In actuality, I think what people are asking when they ask “are you a Calvinist” is “do you believe the TULIP”, the acronym for Total depravity, Unconditional election, Limited atonement, Irresistible grace, and Perseverance of the saints. They are not asking, I think, if you agree with everything Calvin taught. But in that case, it would seem more proper to be called a TULIPist and not a Calvinist.
Am I a TULIPist, you ask. The plain meaning of such a question seems to mean that you are asking if I believe that the TULIP gives the best description of the way things are. Although the TULIP is fairly eloquent in describing the way things are, I believe there is a much better explanation. I guess I must call it the FPCJG, the acronym for Foreknow, Predestinate, Called, Justified, and Glorified.
The Bible says “For whom he did foreknow, he also did predestinate to be conformed to the image of his Son, that he might be the firstborn among many brethren. Moreover whom he did predestinate, them he also called: and whom he called, them he also justified: and whom he justified, them he also glorified.”
That passage in Romans 8 seems to be the clearest and simplest explanation of the ways things are. So I guess I would say I am a FPCJGist!
Wednesday, January 27, 2010
I received this response to my post Am I a Calvinist?...

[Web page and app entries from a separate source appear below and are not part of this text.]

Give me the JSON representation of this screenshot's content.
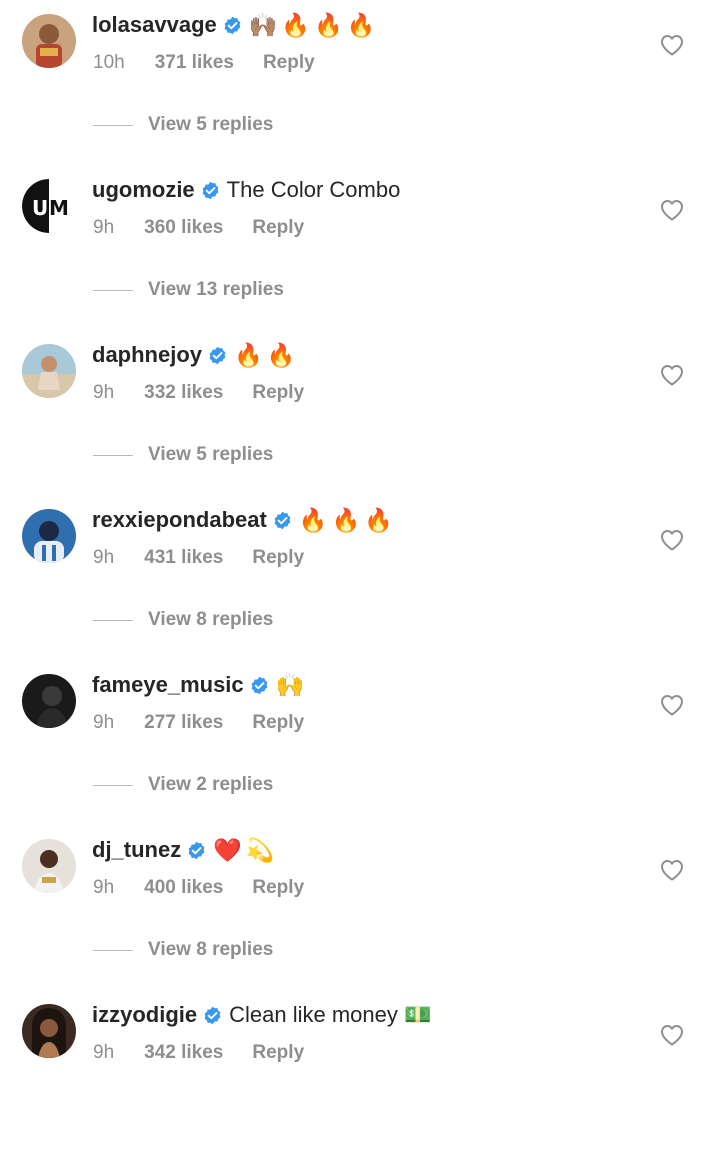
{
  "colors": {
    "text": "#262626",
    "secondary": "#8e8e8e",
    "verified_blue": "#3897f0"
  },
  "comments": [
    {
      "username": "lolasavvage",
      "verified": true,
      "text": "🙌🏽🔥🔥🔥",
      "time": "10h",
      "likes": "371 likes",
      "reply_label": "Reply",
      "view_replies": "View 5 replies",
      "avatar_icon": "avatar-photo-woman"
    },
    {
      "username": "ugomozie",
      "verified": true,
      "text": "The Color Combo",
      "time": "9h",
      "likes": "360 likes",
      "reply_label": "Reply",
      "view_replies": "View 13 replies",
      "avatar_icon": "avatar-logo-um"
    },
    {
      "username": "daphnejoy",
      "verified": true,
      "text": "🔥🔥",
      "time": "9h",
      "likes": "332 likes",
      "reply_label": "Reply",
      "view_replies": "View 5 replies",
      "avatar_icon": "avatar-photo-beach"
    },
    {
      "username": "rexxiepondabeat",
      "verified": true,
      "text": "🔥🔥🔥",
      "time": "9h",
      "likes": "431 likes",
      "reply_label": "Reply",
      "view_replies": "View 8 replies",
      "avatar_icon": "avatar-photo-blue"
    },
    {
      "username": "fameye_music",
      "verified": true,
      "text": "🙌",
      "time": "9h",
      "likes": "277 likes",
      "reply_label": "Reply",
      "view_replies": "View 2 replies",
      "avatar_icon": "avatar-photo-dark"
    },
    {
      "username": "dj_tunez",
      "verified": true,
      "text": "❤️💫",
      "time": "9h",
      "likes": "400 likes",
      "reply_label": "Reply",
      "view_replies": "View 8 replies",
      "avatar_icon": "avatar-photo-man"
    },
    {
      "username": "izzyodigie",
      "verified": true,
      "text": "Clean like money 💵",
      "time": "9h",
      "likes": "342 likes",
      "reply_label": "Reply",
      "view_replies": "",
      "avatar_icon": "avatar-photo-woman-dark"
    }
  ]
}
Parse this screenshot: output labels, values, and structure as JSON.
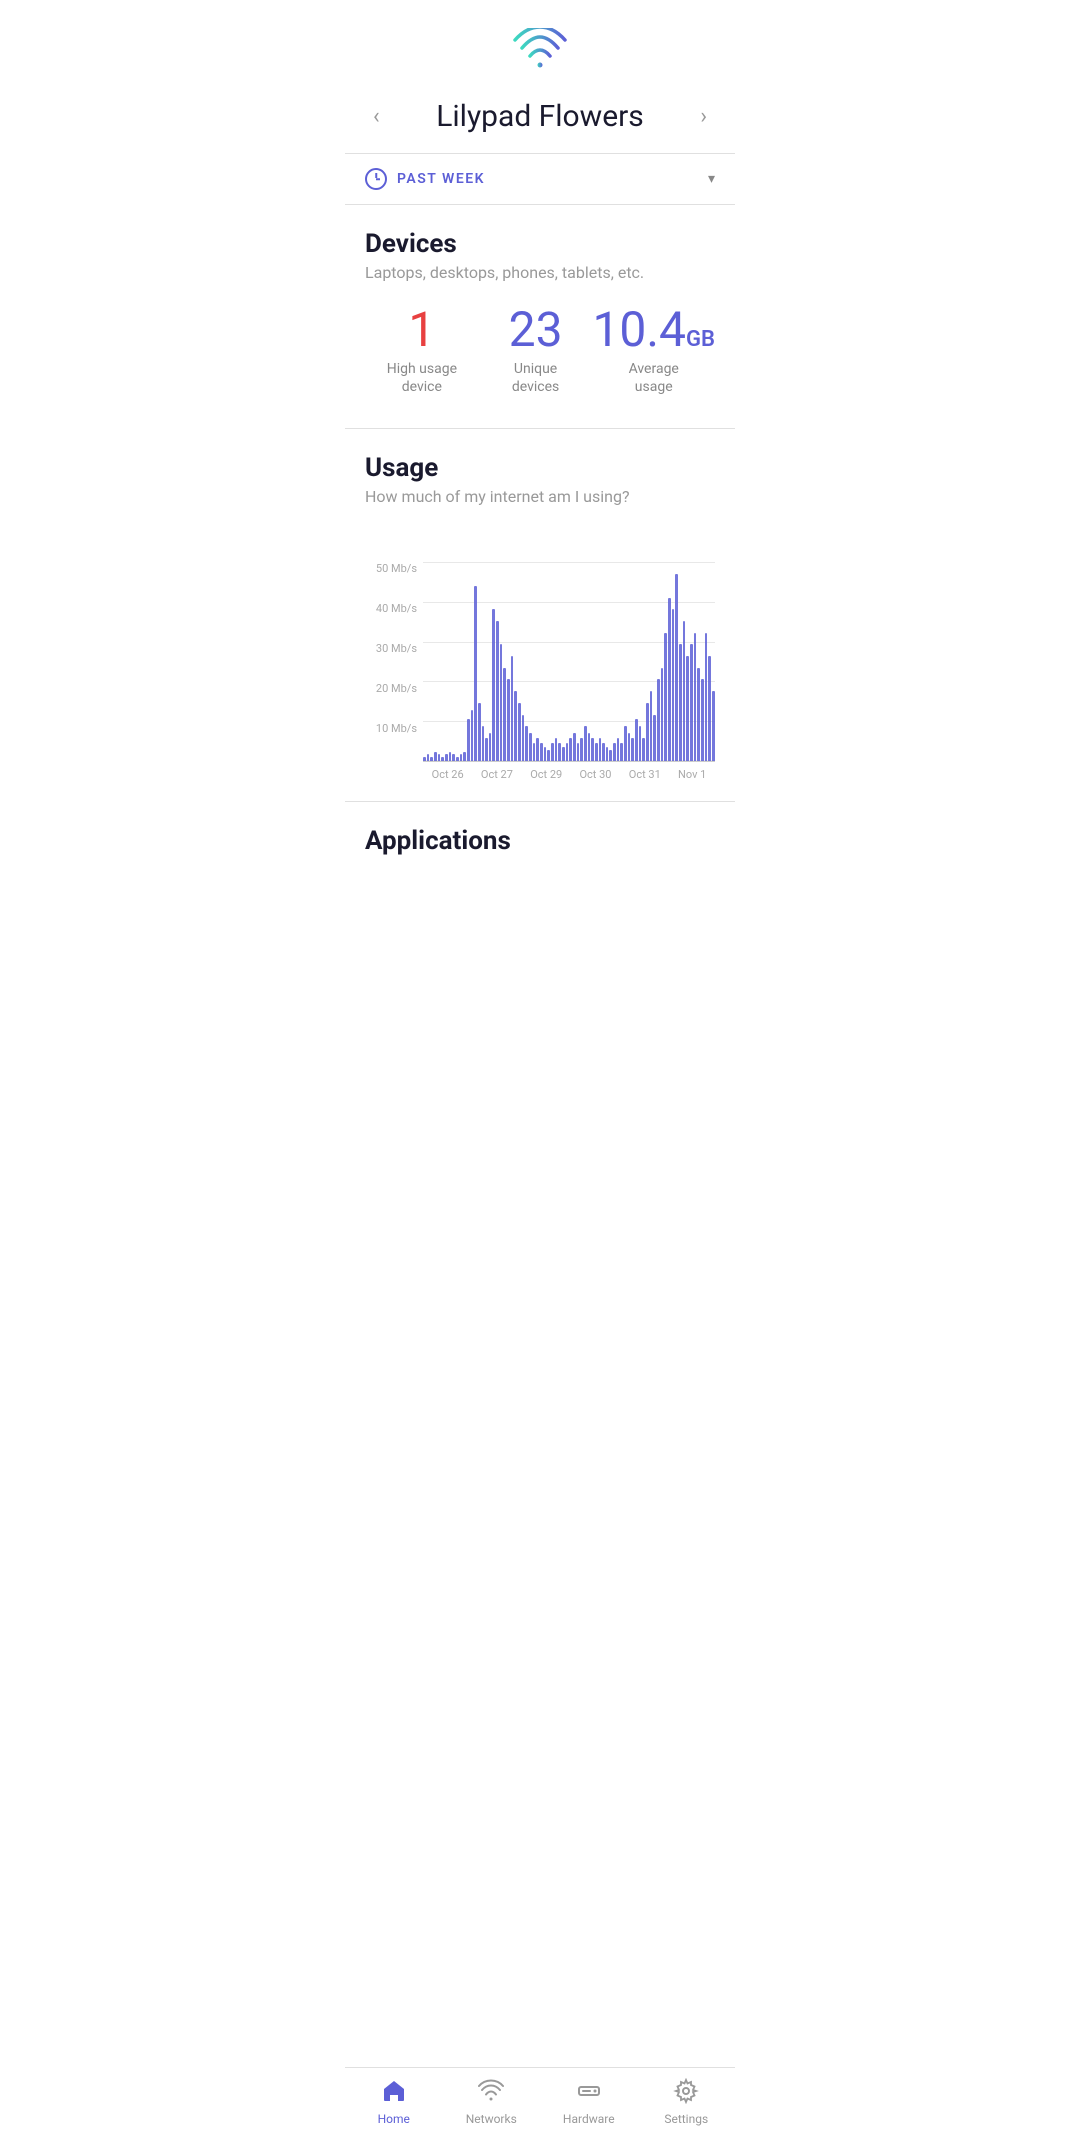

I think that anyone who asks that question is 99% of the time asking it in the sense of TULIP/Sovereignty of God. Most people don’t have any idea what other beliefs Calvin had. Culturally I think that the term Calvinism has become synonymous with the Sovereignty of God in the salvation of men – they have come to mean the same thing. So my view is… you know how the question is asked and what it means in the Christian culture… so that’s what I mean when I respond that I’m a Calvinist, not that I believe or ascribe to any of his other beliefs.
Under that definition of Calvinism, I am a Calvinist. But I do not think the belief in the sovereignty of God should be attached to a man. And it even seems odd that Calvin was chosen.
It is true that the term Calvinism has become synonymous with the Sovereignty of God in the salvation of men as defined in the TULIP. If you discuss Calvinism with anyone the TULIP will come up.
But Calvin did not come up with the acronym. Best I can tell, the acronym TULIP was thought up by Cleland Boyd McAfee in 1905 (about 340 years after Calvin died). So if the term Calvinism really means an agreement with the TULIP, then it would be better called McAfeeism.
Now the original five points derived to counter Arminianism were produced by the Synod of Dort (about 55 years after Calvin died). So if the term Calvinism really means an agreement with those five points, then it would be better called Dortism.
If the term Calvinism really means an agreement with the Sovereignty of God in the salvation of men, then it would be more appropriate to be called Sovereigntyism.
Although I consider myself a Calvinist (if that means I believe in the sovereignty of God in the salvation of men), I personally prefer Romans 8:29-30 over the TULIP to describe what I believe.
From now on, when I am asked "Are you a Calvinist", I think I will answer "I acknowledge the sovereingty of God."